"Powers is among the greatest of living storytellers," said Frank O'Connor---and his modest production has been chiefly in the medium of the short story. He has contributed to the New Yorker and other magazines. Early in his career he wrote with anger at the plight of the African American as well as his own humiliation during the Depression at being forced to accept jobs as salesclerk and insurance sales agent. Later, although "neither a determined and conscious apologist for the church of Rome, nor blindly revolting against her" (SR), he found his subjects in the lives of priests and their parishes, which he has treated with gentle irony. The New Yorker called Prince of Darkness (1947), his first collection, "varied and fresh stories, written in delightfully firm and straightforward prose, in which Mr. Powers proves that he has few rivals at creating characters with more than superficial reality." The N.Y. Times said of Presence of Grace (1956), "J. F. Powers is a largely endowed, careful and important short-story writer, one of the best in America. Some of the nine stories in his new collection are distinguished by a high astringent hilarity, and some are filled with terror and pity." His first novel, Morte d'Urban (1962), won him the 1963 National Book Award. Its "prose is clear, lean, and supple: it is the work of a master who has achieved virtuosity. . . . The gaiety of his wit . . . is pertinent here because Morte d'Urban could have been bitter, even savage, in its ridicule of a certain kind of priest" (Commonweal).

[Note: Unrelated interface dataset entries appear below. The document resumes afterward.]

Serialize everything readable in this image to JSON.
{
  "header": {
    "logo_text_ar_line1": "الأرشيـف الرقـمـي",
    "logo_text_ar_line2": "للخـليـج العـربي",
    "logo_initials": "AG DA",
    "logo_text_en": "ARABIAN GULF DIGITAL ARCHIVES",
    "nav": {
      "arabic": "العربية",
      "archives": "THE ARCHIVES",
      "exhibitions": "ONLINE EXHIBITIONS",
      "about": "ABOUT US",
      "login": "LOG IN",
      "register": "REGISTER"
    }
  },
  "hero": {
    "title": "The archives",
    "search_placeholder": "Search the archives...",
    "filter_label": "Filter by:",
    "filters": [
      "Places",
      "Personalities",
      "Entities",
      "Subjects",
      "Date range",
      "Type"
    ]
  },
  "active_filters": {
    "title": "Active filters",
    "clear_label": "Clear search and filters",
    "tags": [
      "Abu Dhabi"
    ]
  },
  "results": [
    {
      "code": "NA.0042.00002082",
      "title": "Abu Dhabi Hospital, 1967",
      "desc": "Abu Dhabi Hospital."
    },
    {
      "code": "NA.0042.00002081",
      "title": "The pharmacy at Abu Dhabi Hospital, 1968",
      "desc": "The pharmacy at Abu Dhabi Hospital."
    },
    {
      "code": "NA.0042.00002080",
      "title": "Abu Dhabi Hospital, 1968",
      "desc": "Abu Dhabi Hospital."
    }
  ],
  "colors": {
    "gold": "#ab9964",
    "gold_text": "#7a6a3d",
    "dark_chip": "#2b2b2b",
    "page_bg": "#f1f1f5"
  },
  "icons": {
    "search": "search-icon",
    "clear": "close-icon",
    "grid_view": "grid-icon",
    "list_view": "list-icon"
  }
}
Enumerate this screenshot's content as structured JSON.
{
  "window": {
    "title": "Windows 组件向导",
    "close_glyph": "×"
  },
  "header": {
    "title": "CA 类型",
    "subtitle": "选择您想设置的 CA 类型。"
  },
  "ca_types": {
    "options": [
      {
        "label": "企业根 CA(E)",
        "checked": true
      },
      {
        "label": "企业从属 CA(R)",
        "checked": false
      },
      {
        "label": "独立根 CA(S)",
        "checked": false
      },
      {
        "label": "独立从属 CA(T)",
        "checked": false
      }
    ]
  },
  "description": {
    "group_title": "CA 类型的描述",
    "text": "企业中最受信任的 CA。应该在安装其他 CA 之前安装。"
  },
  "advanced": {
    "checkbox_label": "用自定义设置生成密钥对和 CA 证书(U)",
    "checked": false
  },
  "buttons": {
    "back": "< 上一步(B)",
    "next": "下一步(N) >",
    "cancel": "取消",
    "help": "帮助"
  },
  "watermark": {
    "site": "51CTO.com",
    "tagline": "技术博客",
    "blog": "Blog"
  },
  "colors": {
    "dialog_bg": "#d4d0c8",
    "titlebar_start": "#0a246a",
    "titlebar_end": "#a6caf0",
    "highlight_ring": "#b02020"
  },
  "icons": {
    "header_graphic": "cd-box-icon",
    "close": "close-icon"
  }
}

Elizabeth Hardwick was born on July 27, 1916, in Lexington, Kentucky. Hardwick earned her undergraduate and graduate degrees from the University of Kentucky, then she enrolled at Columbia University for additional study. Formerly an adjunct associate professor of English at Barnard College in New York, Hardwick has spent most of her adult life writing novels and essays. Hardwick's first novel, The Ghostly Lover, a story about a Kentucky family, was published in 1945. Since then, Hardwick has also written the novels The Simple Truth and Sleepless Nights. Her books of essays include A View of My Own, Sight-Readings: American Fiction, and Seduction and Betrayal: Women and Literature. Once nominated for the National Book Award, Seduction and Betrayal focuses on American writers, especially women writers, including Edith Wharton, Gertrude Stein, Katherine Anne Porter, among others. The founder and advisory editor of the New York Review of Books, Hardwick's works have appeared in periodicals such as The New Yorker, The London Times Literary Supplement, and Harper's. She died at the age of 91 on December 2, 2007.